AIM OF THE TASK:
Find every line in the records that holds the string "label". Copy each one.

RECORDS SHOWN:
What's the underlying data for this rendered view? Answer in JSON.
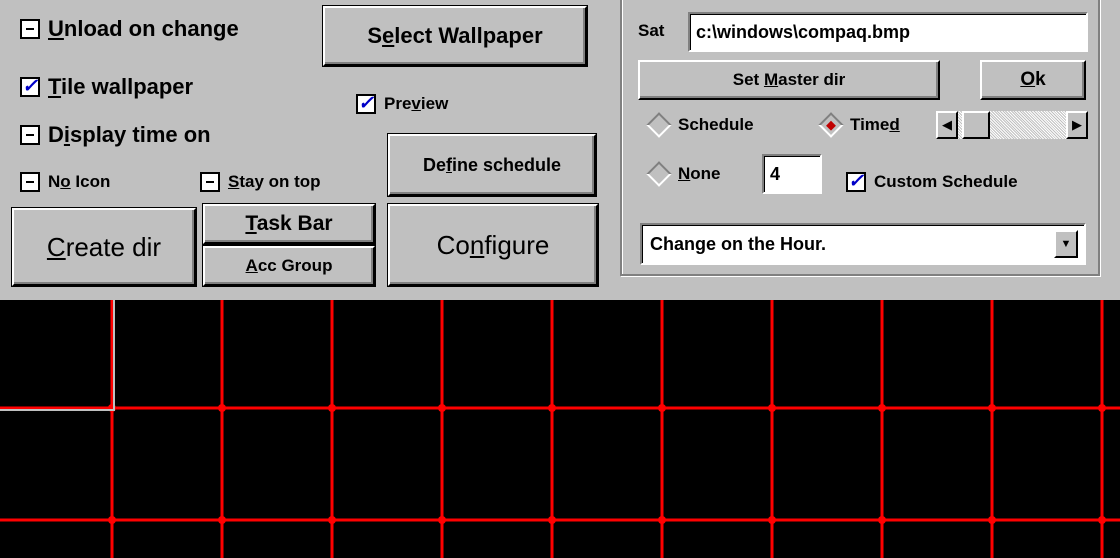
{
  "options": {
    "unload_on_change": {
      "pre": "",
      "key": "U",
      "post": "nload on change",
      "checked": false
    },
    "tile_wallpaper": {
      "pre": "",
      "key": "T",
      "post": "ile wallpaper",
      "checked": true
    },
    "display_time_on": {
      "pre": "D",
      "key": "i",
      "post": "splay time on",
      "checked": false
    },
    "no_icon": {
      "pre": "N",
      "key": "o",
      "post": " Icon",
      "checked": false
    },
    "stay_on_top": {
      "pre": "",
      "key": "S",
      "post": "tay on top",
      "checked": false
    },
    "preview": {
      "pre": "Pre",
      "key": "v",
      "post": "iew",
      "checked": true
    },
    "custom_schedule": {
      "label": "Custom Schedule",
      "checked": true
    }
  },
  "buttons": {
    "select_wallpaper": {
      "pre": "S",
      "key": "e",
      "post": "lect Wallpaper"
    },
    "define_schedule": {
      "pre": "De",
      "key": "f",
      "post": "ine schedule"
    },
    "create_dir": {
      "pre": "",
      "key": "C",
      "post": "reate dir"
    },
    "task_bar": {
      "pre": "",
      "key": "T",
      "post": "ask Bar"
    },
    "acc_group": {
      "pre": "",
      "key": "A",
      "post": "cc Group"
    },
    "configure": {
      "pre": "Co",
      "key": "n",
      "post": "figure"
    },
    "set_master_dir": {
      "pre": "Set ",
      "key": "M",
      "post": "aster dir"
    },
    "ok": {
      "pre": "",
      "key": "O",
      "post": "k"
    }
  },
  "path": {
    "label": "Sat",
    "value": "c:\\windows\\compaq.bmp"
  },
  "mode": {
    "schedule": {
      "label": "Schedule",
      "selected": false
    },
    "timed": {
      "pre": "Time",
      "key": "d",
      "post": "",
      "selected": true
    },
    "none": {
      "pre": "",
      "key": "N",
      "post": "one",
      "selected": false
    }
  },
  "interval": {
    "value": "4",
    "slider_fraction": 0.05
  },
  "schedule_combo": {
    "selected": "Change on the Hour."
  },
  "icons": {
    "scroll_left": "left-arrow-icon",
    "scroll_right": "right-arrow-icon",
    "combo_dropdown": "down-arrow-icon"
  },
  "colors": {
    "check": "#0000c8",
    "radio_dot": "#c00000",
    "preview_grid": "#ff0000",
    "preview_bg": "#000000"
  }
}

FINISHED TASK:
      "label": "Custom Schedule",
    "label": "Sat",
      "label": "Schedule",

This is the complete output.